3. Jacobs EA, et al. Overcoming language barriers in health care: Costs and benefits of interpreter services. Am J Public Health. 2004;94(5):866–869. doi: 10.2105/ajph.94.5.866.
4. Gandhi TK, et al. Drug complications in outpatients. J Gen Intern Med. 2000;15(3):149–154. doi: 10.1046/j.1525-1497.2000.04199.x.
5. Karliner LS, et al. Do professional interpreters improve clinical care for patients with limited English proficiency? A systematic review of the literature. Health Serv Res. 2007;42(2):727–754. doi: 10.1111/j.1475-6773.2006.00629.x.
6. Divi C, et al. Language proficiency and adverse events in US hospitals: a pilot study. Int J Qual Health Care. 2007 Apr;19(2):60-7. doi: 10.1093/intqhc/mzl069.
7. Karliner LS, et al. Identification of limited English proficient patients in clinical care. J Gen Intern Med. 2008;23(10):1555-1560. doi: 10.1007/s11606-008-0693-y.
8. Schenker Y, et al. Patterns of interpreter use for hospitalized patients with limited English proficiency. J Gen Intern Med. 2011 Jul;26(7):712-7. doi: 10.1007/s11606-010-1619-z.
9. Office of Minority Health, US Department of Health and Human Services. National Standards for Culturally and Linguistically Appropriate Services in Health Care: Final Report. Washington, DC: US Department of Health and Human Services; 2001. https://minorityhealth.hhs.gov/assets/pdf/checked/finalreport.pdf.
11. Schenker Y, et al. The Impact of Language Barriers on Documentation of Informed Consent at a Hospital with On-Site Interpreter Services. J Gen Intern Med. 2007 Nov;22 Suppl 2(Suppl 2):294-9. doi: 10.1007/s11606-007-0359-1.
12. Locatis C, et al. Comparing in-person, video, and telephonic medical interpretation. J Gen Intern Med. 2010;25(4):345-350. doi: 10.1007/s11606-009-1236-x.
13. Dunlap JL, et al. The effects of language concordant care on patient satisfaction and clinical understanding for Hispanic pediatric surgery patients.

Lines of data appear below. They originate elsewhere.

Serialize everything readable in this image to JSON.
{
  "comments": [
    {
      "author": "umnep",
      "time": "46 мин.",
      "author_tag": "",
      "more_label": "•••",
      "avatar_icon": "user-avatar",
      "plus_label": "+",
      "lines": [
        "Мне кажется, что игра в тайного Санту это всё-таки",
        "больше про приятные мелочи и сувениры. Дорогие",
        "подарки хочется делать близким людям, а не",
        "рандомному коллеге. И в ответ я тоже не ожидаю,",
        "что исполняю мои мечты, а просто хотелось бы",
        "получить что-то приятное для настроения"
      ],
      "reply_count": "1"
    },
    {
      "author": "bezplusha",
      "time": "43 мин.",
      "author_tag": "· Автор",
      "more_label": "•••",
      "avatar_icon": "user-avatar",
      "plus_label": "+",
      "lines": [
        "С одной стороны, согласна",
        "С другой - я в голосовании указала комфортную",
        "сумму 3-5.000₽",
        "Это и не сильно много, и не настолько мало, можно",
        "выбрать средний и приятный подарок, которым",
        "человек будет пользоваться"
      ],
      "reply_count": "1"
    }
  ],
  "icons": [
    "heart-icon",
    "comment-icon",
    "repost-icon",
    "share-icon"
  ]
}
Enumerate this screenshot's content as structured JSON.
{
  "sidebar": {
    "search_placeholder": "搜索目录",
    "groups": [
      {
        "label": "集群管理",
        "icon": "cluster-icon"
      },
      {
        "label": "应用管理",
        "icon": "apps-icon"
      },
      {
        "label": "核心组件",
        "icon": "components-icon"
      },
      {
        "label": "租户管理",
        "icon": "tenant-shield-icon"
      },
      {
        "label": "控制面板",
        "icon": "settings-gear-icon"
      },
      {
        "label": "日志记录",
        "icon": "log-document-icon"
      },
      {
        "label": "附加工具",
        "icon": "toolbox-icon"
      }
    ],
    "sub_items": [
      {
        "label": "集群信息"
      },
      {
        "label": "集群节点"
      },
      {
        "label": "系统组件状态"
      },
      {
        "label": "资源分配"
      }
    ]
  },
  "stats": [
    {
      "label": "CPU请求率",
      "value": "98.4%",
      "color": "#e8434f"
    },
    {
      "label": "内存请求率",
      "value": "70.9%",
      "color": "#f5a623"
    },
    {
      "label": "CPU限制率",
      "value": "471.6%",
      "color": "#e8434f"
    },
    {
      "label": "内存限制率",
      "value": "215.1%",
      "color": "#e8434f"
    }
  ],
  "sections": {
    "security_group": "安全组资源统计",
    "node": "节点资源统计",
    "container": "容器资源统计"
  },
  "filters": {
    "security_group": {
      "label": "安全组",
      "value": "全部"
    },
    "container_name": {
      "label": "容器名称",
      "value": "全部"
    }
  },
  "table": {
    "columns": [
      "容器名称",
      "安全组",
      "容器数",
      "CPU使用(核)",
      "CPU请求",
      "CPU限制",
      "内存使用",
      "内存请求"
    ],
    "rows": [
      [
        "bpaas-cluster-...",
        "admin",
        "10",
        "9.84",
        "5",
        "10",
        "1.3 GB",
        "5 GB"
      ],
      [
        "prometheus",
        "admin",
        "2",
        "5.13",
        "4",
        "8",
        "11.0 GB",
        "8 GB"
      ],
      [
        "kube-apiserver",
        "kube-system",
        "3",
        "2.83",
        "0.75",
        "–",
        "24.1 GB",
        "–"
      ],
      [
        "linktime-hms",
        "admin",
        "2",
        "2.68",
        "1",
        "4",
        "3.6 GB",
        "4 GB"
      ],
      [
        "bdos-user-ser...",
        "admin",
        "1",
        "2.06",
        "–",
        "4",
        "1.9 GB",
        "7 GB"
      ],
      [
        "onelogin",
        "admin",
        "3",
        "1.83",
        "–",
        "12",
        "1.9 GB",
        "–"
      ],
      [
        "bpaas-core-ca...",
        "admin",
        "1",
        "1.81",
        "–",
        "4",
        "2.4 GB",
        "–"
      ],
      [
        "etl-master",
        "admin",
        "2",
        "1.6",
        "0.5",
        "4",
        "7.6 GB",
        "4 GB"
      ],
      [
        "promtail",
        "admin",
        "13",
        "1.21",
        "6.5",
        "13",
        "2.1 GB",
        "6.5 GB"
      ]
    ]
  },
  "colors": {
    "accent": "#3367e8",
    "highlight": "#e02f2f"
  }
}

J Pediatr Surg. 2015 Sep;50(9):1586-9. doi: 10.1016/j.jpedsurg.2014.12.020.
14. Diamond L, et al. A Systematic Review of the Impact of Patient–Physician Non-English Language Concordance on Quality of Care and Outcomes. J Gen Intern Med. 2019 Aug;34(8):1591-1606. doi: 10.1007/s11606-019-04847-5.
15. Ngo-Metzger Q, et al. Providing high-quality care for limited English proficient patients: the importance of language concordance and interpreter use. J Gen Intern Med. 2007 Nov;22 Suppl 2(Suppl 2):324-30. doi: 10.1007/s11606-007-0340-z.
17. Agency for Healthcare Research and Quality. Patients with Limited English Proficiency. www.ahrq.gov/teamstepps/lep/index.html.